I've been playing guitar off an on for about 10 years which was more off than on but the past three I've tried to play on a daily basis and played in a few bands. I have no problem with playing rythm and have been working on my lead work for about the past year. I play lead guitar in a cover band and it takes me FOREVER to figure out a solo I either have to just listen to it and figure it out or find a vid on youtube of something of someone playing it, but once I have it I have it. Now stuff like the intro solo to fade to black i figured out pretty easily but faster stuff I struggle trying to figure out.
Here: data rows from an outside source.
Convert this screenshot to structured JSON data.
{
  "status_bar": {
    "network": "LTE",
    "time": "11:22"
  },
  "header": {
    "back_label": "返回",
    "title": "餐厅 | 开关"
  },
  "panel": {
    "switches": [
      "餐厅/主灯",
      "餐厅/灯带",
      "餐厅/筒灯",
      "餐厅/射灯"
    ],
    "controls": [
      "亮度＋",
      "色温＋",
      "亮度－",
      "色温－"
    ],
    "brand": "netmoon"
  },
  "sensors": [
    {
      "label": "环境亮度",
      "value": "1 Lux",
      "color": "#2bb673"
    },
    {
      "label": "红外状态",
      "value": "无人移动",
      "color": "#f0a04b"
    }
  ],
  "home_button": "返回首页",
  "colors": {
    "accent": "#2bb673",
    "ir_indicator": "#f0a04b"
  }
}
Tonight I tried figuring out the lead in "We die young" by Alice in Chains and got frustrated with it. What do I got to do or work on so I can figure these things out quickly? I want to be able to hear a ripping solo and know what the person is doing and how they're doing it. I have no problem getting my fingers moving once I know the parts it's just figuring them out that's killing me. Any help would be greatly appreciated!!!!!!!!!!
#2
Not sure if it would help you, but I find that Guitar Pro, PowerTab etc... are good programs for slowing things down and listening to them more closely. Guitar Pro now has a new sound engine that makes the background drums, bass, etc... sound more realistic. That is one route. I actually have the same trouble. So I guess if anyone has any suggestions for the above it could help us both out.
#3
A) Buy the accurate tabs and work out the songs you like. The most important part of
this is working out the rhythmic notation in painstaking detail to a metronome. This
may seem to take forever, but never mistake that illusion because that is some of the
best work you can do to further your playing.
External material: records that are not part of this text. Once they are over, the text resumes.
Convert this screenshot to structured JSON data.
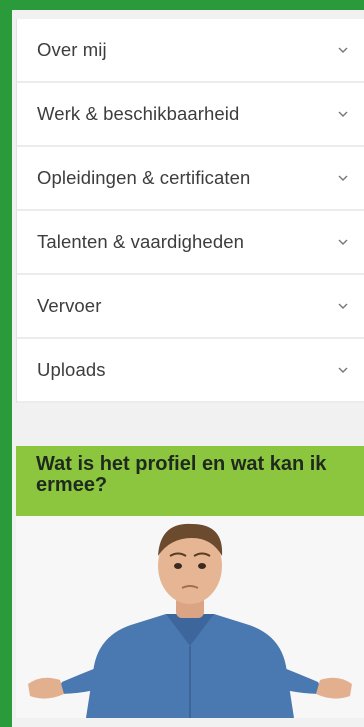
{
  "accordion": {
    "items": [
      {
        "label": "Over mij"
      },
      {
        "label": "Werk & beschikbaarheid"
      },
      {
        "label": "Opleidingen & certificaten"
      },
      {
        "label": "Talenten & vaardigheden"
      },
      {
        "label": "Vervoer"
      },
      {
        "label": "Uploads"
      }
    ],
    "chevron_icon": "chevron-down-icon"
  },
  "promo": {
    "title": "Wat is het profiel en wat kan ik ermee?",
    "image": "person-shrugging-photo"
  },
  "colors": {
    "frame_green": "#2a9a3a",
    "promo_green": "#8cc63f",
    "text": "#3d3d3d"
  }
}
B) Really get to know the major scale inside and out in all its aspects -- there's a lot of them.
Do scale studies. This will allow you to recognize where the solos you're learning are
coming from. Then you can generalize that understanding in making your own stuff.
#4
Are there any sites you would recommend for these scales? I know I won't get it all unless I buy a book, but if there are any sites out there that do somewhat of a good job that could be a help.
#5
I haven't tried it yet, but you could look into a piece of software called "The Amazing Slow Downer" (yeah, that really is it's name). It does what the name says, while maintaining pitch.
#7
Quote by F4R3W311
Are there any sites you would recommend for these scales? I know I won't get it all unless I buy a book, but if there are any sites out there that do somewhat of a good job that could be a help.


Mostly you just need to practice the major scale. It's all in how you do it.

A flavor for that is: http://artists.ultimate-guitar.com/scaleome_proj/

"Sheets of Sound" http://www.sheetsofsound.net/ I'd also highly recommend.
#8
Quote by F4R3W311
Are there any sites you would recommend for these scales? I know I won't get it all unless I buy a book, but if there are any sites out there that do somewhat of a good job that could be a help.

Guitar Pro can show you just about any scale.

A good theory site that shows some lessons on the major and minor scale is
www.Musictheory.net

A good site for scales if you want a chart (this can be odne in GP just as easy )
is http://www.all-guitar-chords.com/

TS : Everyone have this problem I mean who the hell can hear a blazing solo note for note right off the bat. I might be able to improvise something similar but getting it down spot on I always need the music. I suppose i could by ear some day but the amount of time spent would be rediculous. I suggest you get the tab and use a metronome like edg said or get guitar pro. This will save a lot of time.
#10
Download audacity and slow the song down to work on it. Then you can gradually speed it up and play along
Andy